With a passion, bordering on a vice?, I would love to win a copy of the book. One needs to “study” history to sort and sift through varied view points in an attempt to get the real story and take away the lessons that should be learned!
I’m a big fan of Ray’s theses, and this sounds like another great one. Thanks for the opportunity to nab a copy!
I have a passion for American History. Being an avid reader I love expanding my knowledge about the Constitution.This book really peeked my interest.I love authors that find a hook to keep the facts inbedded in my brain so I can share them with my students.
This would be a perfect resource for a High School AP Government class! I would love to expand my knowledge base with this book.
Tangentially, myth creation is happening today and is most instructive. Currently, a most deceptive ‘Constitutional Myth’ is being promulgated by a largely co-opted Fourth Estate. It is that President Obama sees the Constitution as anything but an obstacle to his ideological agenda. This is one myth we can observe as to how it ‘plays’ over time.
I would love to see how this version of the Constitution compares to the interpretation we had in Civics class, many years ago with one of the best teachers ever, Mr. Fabre.
I am forever trying to keep the record straight on both sides of the argument, with friends, concerning the intentions of the founders.
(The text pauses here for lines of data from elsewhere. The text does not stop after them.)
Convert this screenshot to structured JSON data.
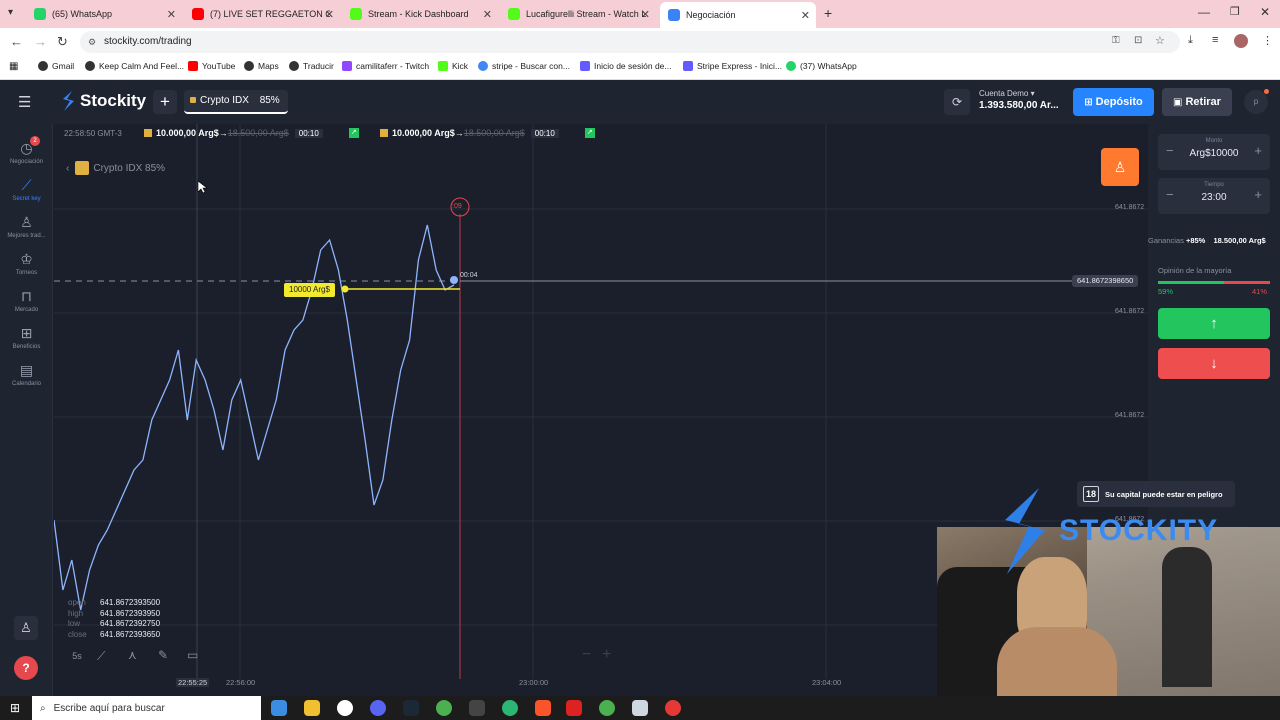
{
  "browser": {
    "tabs": [
      {
        "label": "(65) WhatsApp",
        "color": "#25d366"
      },
      {
        "label": "(7) LIVE SET REGGAETON O",
        "color": "#ff0000"
      },
      {
        "label": "Stream - Kick Dashboard",
        "color": "#53fc18"
      },
      {
        "label": "Lucafigurelli Stream - Watch Li",
        "color": "#53fc18"
      },
      {
        "label": "Negociación",
        "color": "#3b82f6"
      }
    ],
    "url": "stockity.com/trading",
    "bookmarks": [
      "Gmail",
      "Keep Calm And Feel...",
      "YouTube",
      "Maps",
      "Traducir",
      "camilitaferr - Twitch",
      "Kick",
      "stripe - Buscar con...",
      "Inicio de sesión de...",
      "Stripe Express - Inici...",
      "(37) WhatsApp"
    ]
  },
  "app": {
    "brand": "Stockity",
    "asset_tab": {
      "name": "Crypto IDX",
      "payout": "85%"
    },
    "account": {
      "label": "Cuenta Demo",
      "balance": "1.393.580,00 Ar..."
    },
    "deposit_label": "Depósito",
    "withdraw_label": "Retirar",
    "avatar_letter": "p"
  },
  "sidebar": {
    "items": [
      {
        "label": "Negociación",
        "icon": "clock-icon",
        "badge": "2"
      },
      {
        "label": "Secret key",
        "icon": "chart-icon",
        "active": true
      },
      {
        "label": "Mejores trad...",
        "icon": "user-icon"
      },
      {
        "label": "Torneos",
        "icon": "trophy-icon"
      },
      {
        "label": "Mercado",
        "icon": "bag-icon"
      },
      {
        "label": "Beneficios",
        "icon": "gift-icon"
      },
      {
        "label": "Calendario",
        "icon": "calendar-icon"
      }
    ]
  },
  "chart": {
    "time": "22:58:50 GMT-3",
    "trades": [
      {
        "amount": "10.000,00 Arg$",
        "payout": "18.500,00 Arg$",
        "timer": "00:10"
      },
      {
        "amount": "10.000,00 Arg$",
        "payout": "18.500,00 Arg$",
        "timer": "00:10"
      }
    ],
    "asset_label": "Crypto IDX 85%",
    "price_levels": [
      "641.8672",
      "641.8672",
      "641.8672",
      "641.8672"
    ],
    "current_price": "641.8672398650",
    "trade_marker": "10000 Arg$",
    "countdown": ":09",
    "marker_timer": "00:04",
    "ohlc": [
      {
        "k": "open",
        "v": "641.8672393500"
      },
      {
        "k": "high",
        "v": "641.8672393950"
      },
      {
        "k": "low",
        "v": "641.8672392750"
      },
      {
        "k": "close",
        "v": "641.8672393650"
      }
    ],
    "timeframe": "5s",
    "x_ticks": [
      "22:55:25",
      "22:56:00",
      "23:00:00",
      "23:04:00"
    ],
    "line_y": [
      520,
      590,
      560,
      610,
      570,
      545,
      530,
      510,
      490,
      470,
      460,
      420,
      400,
      380,
      350,
      420,
      360,
      380,
      410,
      450,
      400,
      380,
      420,
      460,
      430,
      400,
      350,
      330,
      320,
      290,
      250,
      240,
      270,
      320,
      380,
      440,
      505,
      480,
      420,
      370,
      340,
      260,
      225,
      270,
      290,
      285
    ]
  },
  "panel": {
    "amount_label": "Monto",
    "amount_value": "Arg$10000",
    "time_label": "Tiempo",
    "time_value": "23:00",
    "earnings_label": "Ganancias",
    "earnings_pct": "+85%",
    "earnings_value": "18.500,00 Arg$",
    "opinion_label": "Opinión de la mayoría",
    "up_pct": "59%",
    "down_pct": "41%",
    "up_fraction": 0.59
  },
  "overlay": {
    "age_badge": "18",
    "warning": "Su capital puede estar en peligro",
    "logo_text": "STOCKITY"
  },
  "taskbar": {
    "search_placeholder": "Escribe aquí para buscar"
  }
}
This book should help greatly.
“But that time is not lost which is employed in providing tools for future operation: more especially as in this case the books put into the hands of the youth for this purpose may be such as will at the same time impress their minds with useful facts and good principles. If this period be suffered to pass in idleness, the mind becomes lethargic and impotent, as would the body it inhabits if unexercised during the same time.”
– T. Jefferson (c. 1781)
As a child, I remember having some wonderful history teachers who made history and (then) current events, like the conflict in Vietnam, come alive. I was fortunate to live in states where history was considered an important part of one’s education, and where the Bill of Rights was discussed, analyzed, and a major part of the curriculum. I have taken a number of history courses over time, and read many books about various times in our history. I am still amazed at the depth and breadth of the Declaration of Independence and the U.S. Constitution,and am thankful that I live in a country such as ours, despite our imperfections.